Coronavirus has turned the lives of families with children upside down. Millions of parents have lost jobs, or been furloughed with few guarantees of a job to return to. Schools and childcare facilities have largely been closed since the start of the pandemic, and many parents have been facing the almost impossible task of trying to work from home while also providing childcare and home-schooling.
These challenges are more acute in low-income families. Research has shown that the livelihoods of low-income workers are more at risk than the livelihoods of those in higher-paid roles, with many lower-paid workers employed in the sectors that have been bearing the brunt of the economic crisis.
In the face of an unprecedented public health crisis, which has also become an economic crisis, the government has acted quickly to safeguard people’s jobs. The Job Retention Scheme (JRS), in particular, has shielded many families from the worst impacts of the pandemic. The government has also made some important changes to the social security system which have provided a much-needed boost to household incomes at a time when many families are struggling.
However, there has been no targeted financial support for families with children, other than the provision of free school meal (FSM) vouchers, which only partially replaced an existing scheme. The increases in benefits made to date do not take into account family size, with single adults receiving the same increases as those with children. And there has been little recognition of the specific financial and non-financial pressures facing families with children.
To understand the financial impact of coronavirus on low-income families first hand, Child Poverty Action Group (CPAG) and the Church of England (CofE) conducted a survey, hosted on the Entitledto benefits calculator website.
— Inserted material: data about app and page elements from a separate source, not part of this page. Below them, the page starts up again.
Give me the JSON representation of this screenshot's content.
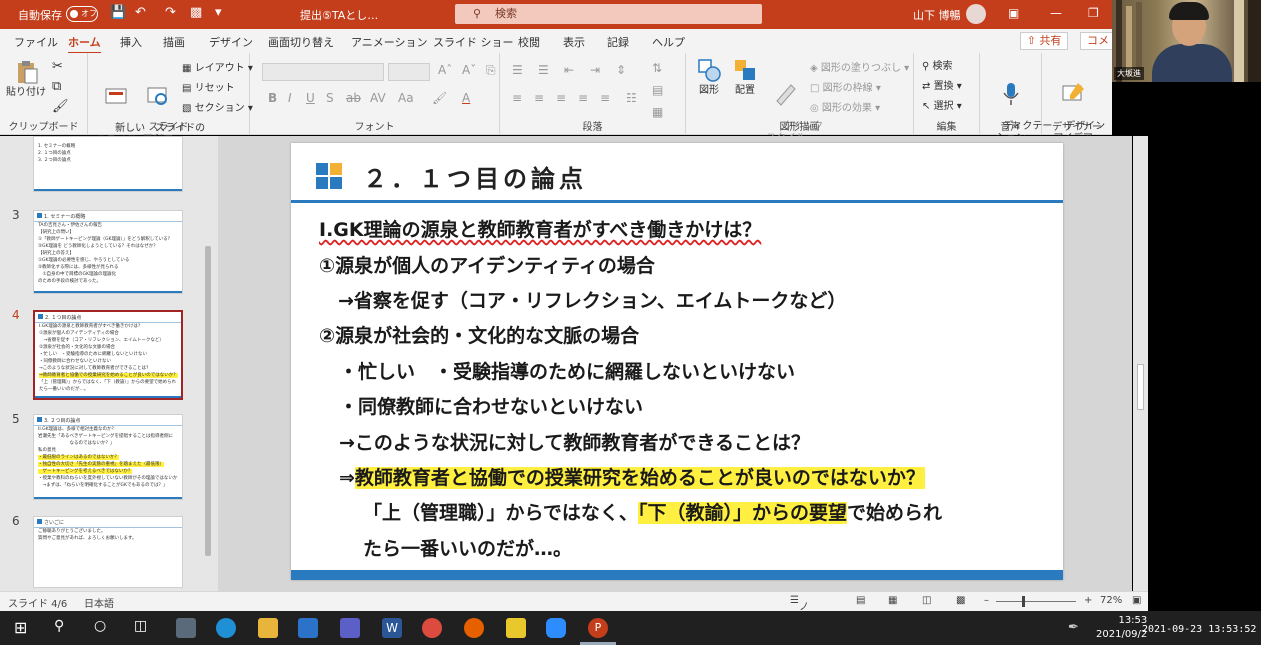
{
  "titlebar": {
    "autosave": "自動保存",
    "autosave_state": "オフ",
    "doc_title": "提出⑤TAとし…",
    "search_placeholder": "検索",
    "user_name": "山下 博暢",
    "accent": "#c43e1c"
  },
  "tabs": [
    {
      "label": "ファイル"
    },
    {
      "label": "ホーム"
    },
    {
      "label": "挿入"
    },
    {
      "label": "描画"
    },
    {
      "label": "デザイン"
    },
    {
      "label": "画面切り替え"
    },
    {
      "label": "アニメーション"
    },
    {
      "label": "スライド ショー"
    },
    {
      "label": "校閲"
    },
    {
      "label": "表示"
    },
    {
      "label": "記録"
    },
    {
      "label": "ヘルプ"
    }
  ],
  "share_label": "共有",
  "comment_label": "コメ",
  "ribbon": {
    "clipboard": {
      "label": "クリップボード",
      "paste": "貼り付け"
    },
    "slides": {
      "label": "スライド",
      "new_slide": "新しい\nスライド",
      "reuse": "スライドの\n再利用",
      "layout": "レイアウト",
      "reset": "リセット",
      "section": "セクション"
    },
    "font": {
      "label": "フォント",
      "bold": "B",
      "italic": "I",
      "underline": "U",
      "strike": "S",
      "shadow": "ab",
      "spacing": "AV",
      "case": "Aa",
      "color": "A"
    },
    "paragraph": {
      "label": "段落"
    },
    "drawing": {
      "label": "図形描画",
      "shapes": "図形",
      "arrange": "配置",
      "quick_styles": "クイック\nスタイル",
      "fill": "図形の塗りつぶし",
      "outline": "図形の枠線",
      "effects": "図形の効果"
    },
    "editing": {
      "label": "編集",
      "find": "検索",
      "replace": "置換",
      "select": "選択"
    },
    "voice": {
      "label": "音声",
      "dictate": "ディクテー\nション"
    },
    "designer": {
      "label": "デザイナー",
      "ideas": "デザイン\nアイデア"
    }
  },
  "thumbnails": [
    {
      "num": "",
      "lines": [
        "1. セミナーの概略",
        "2. １つ目の論点",
        "3. ２つ目の論点"
      ]
    },
    {
      "num": "3",
      "title": "1. セミナーの概略",
      "lines": [
        "TAの吉見さん・伊佐さんの報告",
        "【研究上の問い】",
        "①「教師ゲートキーピング理論（GK理論）」をどう解釈している？",
        "②GK理論を どう教師化しようとしている？それはなぜか？",
        "【研究上の答え】",
        "①GK理論の必要性を感じ、やろうとしている",
        "②教師化する際には、多様性が見られる",
        "　①自身の中で目標のGK理論の理論化",
        "のための手段の検討であった。"
      ]
    },
    {
      "num": "4",
      "title": "2. １つ目の論点",
      "lines": [
        "I.GK理論の源泉と教師教育者がすべき働きかけは？",
        "①源泉が個人のアイデンティティの場合",
        "　→省察を促す（コア・リフレクション、エイムトークなど）",
        "②源泉が社会的・文化的な文脈の場合",
        "・忙しい　・受験指導のために網羅しないといけない",
        "・同僚教師に合わせないといけない",
        "→このような状況に対して教師教育者ができることは？",
        "⇒教師教育者と協働での授業研究を始めることが良いのではないか？",
        "「上（管理職）」からではなく、「下（教諭）」からの要望で始められ",
        "たら一番いいのだが…。"
      ]
    },
    {
      "num": "5",
      "title": "3. ２つ目の論点",
      "lines": [
        "II.GK理論は、多様で相対主義なのか？",
        "岩瀬先生「あるべきゲートキーピングを提唱することは指導者側に",
        "　　　　　　　なるのではないか？」",
        "私の意見",
        "・最低限のラインはあるのではないか？",
        "・独自性の大切さ「先生の実態の重視」を踏まえた（最低限）",
        "　ゲートキーピングを考えるべきではないか？",
        "・授業や教科のねらいを度外視していない教師がその理論ではないか",
        "　→まずは、「ねらいを明確化することがGKでもあるのでは？」"
      ]
    },
    {
      "num": "6",
      "title": "さいごに",
      "lines": [
        "",
        "ご静聴ありがとうございました。",
        "質問やご意見があれば、よろしくお願いします。"
      ]
    }
  ],
  "slide": {
    "title": "２．１つ目の論点",
    "lines": [
      {
        "text": "Ⅰ.GK理論の源泉と教師教育者がすべき働きかけは？"
      },
      {
        "text": "①源泉が個人のアイデンティティの場合"
      },
      {
        "text": "　→省察を促す（コア・リフレクション、エイムトークなど）"
      },
      {
        "text": "②源泉が社会的・文化的な文脈の場合"
      },
      {
        "text": "・忙しい　・受験指導のために網羅しないといけない"
      },
      {
        "text": "・同僚教師に合わせないといけない"
      },
      {
        "text": "→このような状況に対して教師教育者ができることは？"
      },
      {
        "prefix": "⇒",
        "highlight": "教師教育者と協働での授業研究を始めることが良いのではないか？"
      },
      {
        "pre": "「上（管理職）」からではなく、",
        "highlight": "「下（教諭）」からの要望",
        "post": "で始められ"
      },
      {
        "text": "たら一番いいのだが…。"
      }
    ]
  },
  "status": {
    "slide_counter": "スライド 4/6",
    "language": "日本語",
    "notes": "ノート",
    "zoom": "72%"
  },
  "taskbar": {
    "time": "13:53",
    "date": "2021/09/2"
  },
  "timestamp": "2021-09-23 13:53:52",
  "webcam_name": "大坂進"
}
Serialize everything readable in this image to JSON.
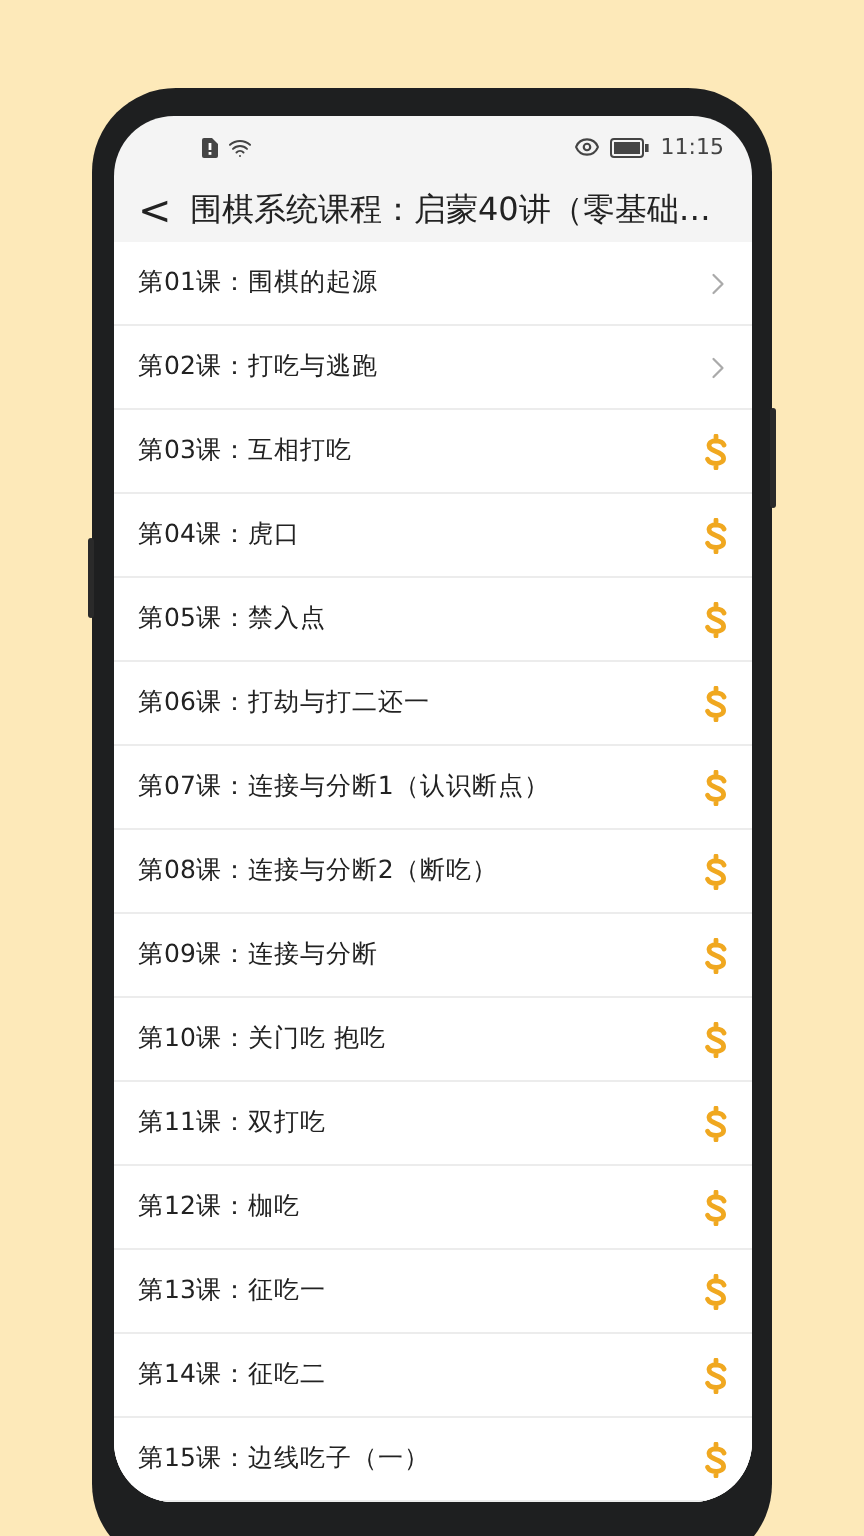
{
  "status_bar": {
    "time": "11:15"
  },
  "header": {
    "back": "<",
    "title": "围棋系统课程：启蒙40讲（零基础…"
  },
  "lessons": [
    {
      "number": "第01课：",
      "title": "围棋的起源",
      "kind": "open"
    },
    {
      "number": "第02课：",
      "title": "打吃与逃跑",
      "kind": "open"
    },
    {
      "number": "第03课：",
      "title": "互相打吃",
      "kind": "paid"
    },
    {
      "number": "第04课：",
      "title": "虎口",
      "kind": "paid"
    },
    {
      "number": "第05课：",
      "title": "禁入点",
      "kind": "paid"
    },
    {
      "number": "第06课：",
      "title": "打劫与打二还一",
      "kind": "paid"
    },
    {
      "number": "第07课：",
      "title": "连接与分断1（认识断点）",
      "kind": "paid"
    },
    {
      "number": "第08课：",
      "title": "连接与分断2（断吃）",
      "kind": "paid"
    },
    {
      "number": "第09课：",
      "title": "连接与分断",
      "kind": "paid"
    },
    {
      "number": "第10课：",
      "title": "关门吃 抱吃",
      "kind": "paid"
    },
    {
      "number": "第11课：",
      "title": "双打吃",
      "kind": "paid"
    },
    {
      "number": "第12课：",
      "title": "枷吃",
      "kind": "paid"
    },
    {
      "number": "第13课：",
      "title": "征吃一",
      "kind": "paid"
    },
    {
      "number": "第14课：",
      "title": "征吃二",
      "kind": "paid"
    },
    {
      "number": "第15课：",
      "title": "边线吃子（一）",
      "kind": "paid"
    }
  ]
}
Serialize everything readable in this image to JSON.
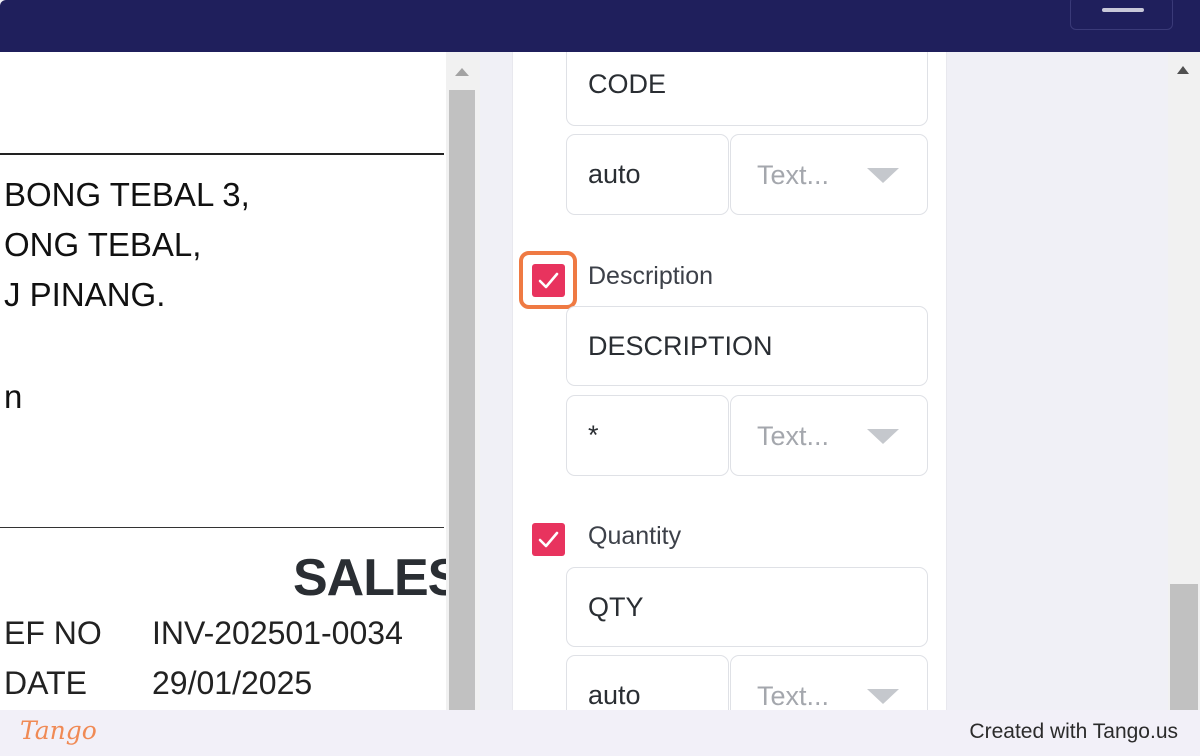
{
  "header": {
    "menu_icon": "hamburger-icon"
  },
  "preview": {
    "address_lines": [
      "BONG TEBAL 3,",
      "ONG TEBAL,",
      "J PINANG.",
      "n"
    ],
    "doc_title": "SALES",
    "ref_label": "EF NO",
    "ref_value": "INV-202501-0034",
    "date_label": "DATE",
    "date_value": "29/01/2025"
  },
  "panel": {
    "code": {
      "header_value": "CODE",
      "width_value": "auto",
      "align_placeholder": "Text..."
    },
    "description": {
      "checked": true,
      "label": "Description",
      "header_value": "DESCRIPTION",
      "width_value": "*",
      "align_placeholder": "Text..."
    },
    "quantity": {
      "checked": true,
      "label": "Quantity",
      "header_value": "QTY",
      "width_value": "auto",
      "align_placeholder": "Text..."
    }
  },
  "footer": {
    "logo": "Tango",
    "credit": "Created with Tango.us"
  },
  "colors": {
    "topbar": "#1f1f5c",
    "checkbox": "#e8335e",
    "highlight": "#ef7a43",
    "logo": "#f08a55"
  }
}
Families’ testimonies of what life has been like during the pandemic provide an important insight into the day-to-day struggles many have been dealing with, as well as showing their strength and resilience in managing such an array of challenges on a limited income.
To download the full report please click on the link below: